Malcolm Gladwell famously wrote about the tipping point, that moment when change happens quickly. It's the moment of critical mass, the threshold, the boiling point.
Memphis appears to be at the tipping point when it comes to early childhood development. The science of brain development, the risks of toxic stress, the importance of school readiness, and the returns on investments for interventions are ubiquitous topics these days for government task forces, education committees, special community initiatives, and nonprofit organizations.
Gladwell wrote that the tipping point is characterized by three kinds of people – the connectors who link us, the movers who are specialists in knowledge and information, and salespeople who act as persuaders – and the work of all three propels the work on early childhood development in Memphis and Shelby County. The best news of all is that there are people who perform all three roles, and because of it, silos are being broken down and new partnerships are being formed.
In this way, we capitalize on one of our community's secret weapons – our connectivity and our accessibility. Gladwell's work was based on earlier studies generally called the Six Degrees of Separation, which suggested that any person in the world can be connected to any other person through six friend-to-friend introductions
In Memphis, we never need both hands to count our degrees of separation. It's more like two or three degrees to connect with anybody in Memphis, a reality that flattens our local world and gives us the opportunity to mobilize collective action and dramatic results that come from a community joined by a shared vision and mutual goals.
That's what is happening now with early childhood development, and while it is easy to say it should have happened sooner, it's worth remembering that it wasn't too many years ago that many people thought that Memphis was close to a tipping point but it was in the wrong direction.
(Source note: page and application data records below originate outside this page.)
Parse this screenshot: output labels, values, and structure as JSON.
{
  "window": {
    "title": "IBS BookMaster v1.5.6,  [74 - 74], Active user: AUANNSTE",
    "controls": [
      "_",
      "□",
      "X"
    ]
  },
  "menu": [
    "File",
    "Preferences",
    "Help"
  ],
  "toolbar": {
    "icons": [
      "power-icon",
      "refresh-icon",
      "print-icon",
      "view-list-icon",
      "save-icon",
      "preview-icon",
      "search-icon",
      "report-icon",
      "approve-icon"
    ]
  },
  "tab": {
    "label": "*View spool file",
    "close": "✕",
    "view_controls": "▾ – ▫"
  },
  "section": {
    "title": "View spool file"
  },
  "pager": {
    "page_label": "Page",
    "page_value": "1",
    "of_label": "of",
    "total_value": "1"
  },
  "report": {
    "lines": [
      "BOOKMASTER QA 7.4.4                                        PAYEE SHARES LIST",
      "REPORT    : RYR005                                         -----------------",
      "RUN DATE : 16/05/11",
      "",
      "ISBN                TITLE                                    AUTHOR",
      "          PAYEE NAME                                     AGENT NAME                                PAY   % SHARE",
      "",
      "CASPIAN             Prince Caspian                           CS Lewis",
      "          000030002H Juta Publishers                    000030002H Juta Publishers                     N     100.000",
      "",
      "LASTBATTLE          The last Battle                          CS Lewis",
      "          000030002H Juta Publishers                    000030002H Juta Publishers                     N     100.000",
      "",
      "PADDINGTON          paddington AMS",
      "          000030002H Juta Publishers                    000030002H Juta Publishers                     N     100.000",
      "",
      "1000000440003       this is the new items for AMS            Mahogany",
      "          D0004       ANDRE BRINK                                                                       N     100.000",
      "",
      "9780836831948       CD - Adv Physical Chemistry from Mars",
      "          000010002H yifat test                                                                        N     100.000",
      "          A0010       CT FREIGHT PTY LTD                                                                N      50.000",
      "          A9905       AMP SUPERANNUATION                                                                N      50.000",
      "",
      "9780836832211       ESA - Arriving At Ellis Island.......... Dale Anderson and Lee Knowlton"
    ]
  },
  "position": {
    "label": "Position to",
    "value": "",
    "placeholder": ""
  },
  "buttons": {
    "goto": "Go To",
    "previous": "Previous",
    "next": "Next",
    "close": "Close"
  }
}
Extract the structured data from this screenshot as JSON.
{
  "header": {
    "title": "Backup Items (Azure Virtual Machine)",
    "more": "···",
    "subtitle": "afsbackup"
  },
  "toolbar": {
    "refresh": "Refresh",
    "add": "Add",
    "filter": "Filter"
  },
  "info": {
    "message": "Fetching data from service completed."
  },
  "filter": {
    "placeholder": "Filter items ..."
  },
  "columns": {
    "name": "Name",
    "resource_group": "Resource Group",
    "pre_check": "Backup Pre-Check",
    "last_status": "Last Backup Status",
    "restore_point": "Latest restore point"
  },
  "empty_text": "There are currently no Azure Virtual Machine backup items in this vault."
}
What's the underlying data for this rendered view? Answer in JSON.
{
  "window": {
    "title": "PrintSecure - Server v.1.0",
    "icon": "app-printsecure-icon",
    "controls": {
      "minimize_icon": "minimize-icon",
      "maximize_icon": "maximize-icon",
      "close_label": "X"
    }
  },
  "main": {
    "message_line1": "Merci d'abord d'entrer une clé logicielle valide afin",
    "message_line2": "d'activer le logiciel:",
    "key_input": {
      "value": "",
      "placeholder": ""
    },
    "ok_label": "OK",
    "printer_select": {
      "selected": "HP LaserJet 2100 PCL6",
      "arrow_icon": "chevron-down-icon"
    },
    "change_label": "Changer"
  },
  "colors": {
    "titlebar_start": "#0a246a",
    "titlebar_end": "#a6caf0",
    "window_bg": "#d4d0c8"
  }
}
Much has changed since then, and the biggest tipping point of all is that we have restored our belief that we can make a difference and control our own destiny. There is no argument today that our destiny as a community will be determined by the 67,000 children under the age of five in Shelby County. More to the point, their destinies are being shaped by our ability as a community to give each of them positive options for the future.
The science and research are incontrovertible. There is no return on investment that makes more sense than investing in the first years of a child's life. It produces adults that are healthier and better educated, earn more in their jobs, and are better citizens. It also reduces the costs of special education, criminal justice, teen pregnancy, poverty, and job training.
Intractable poverty remains our community's most serious obstacle to success. The Commercial Appeal reported a few days ago in its "25 Years Ago" column that in 1987, one in five Memphians lived in poverty. Today, it's one in four. Even more disturbing to us is that 44% of Memphis' children live in households receiving federal assistance.
Although the poverty rate has not improved in the past 25 years, our knowledge about brain development has. Now we know what works. We know the brain science behind it. We know the changes in our city that can take place if we mobilize our community behind early childhood development in the same way that we have joined together to reduce the crime rate and increase jobs growth.
We know that we can change things. Demographics are not destiny. We know which investments and interventions in our children give them their best options in life and that they are sound public policy and smart government budgeting.
We can pay now or we can pay later, and the investment now is much, much less to improve the lives of our children and the trajectory of our city.
The widespread agreement on this principle shows that Memphis and Shelby County are tipping in the right direction.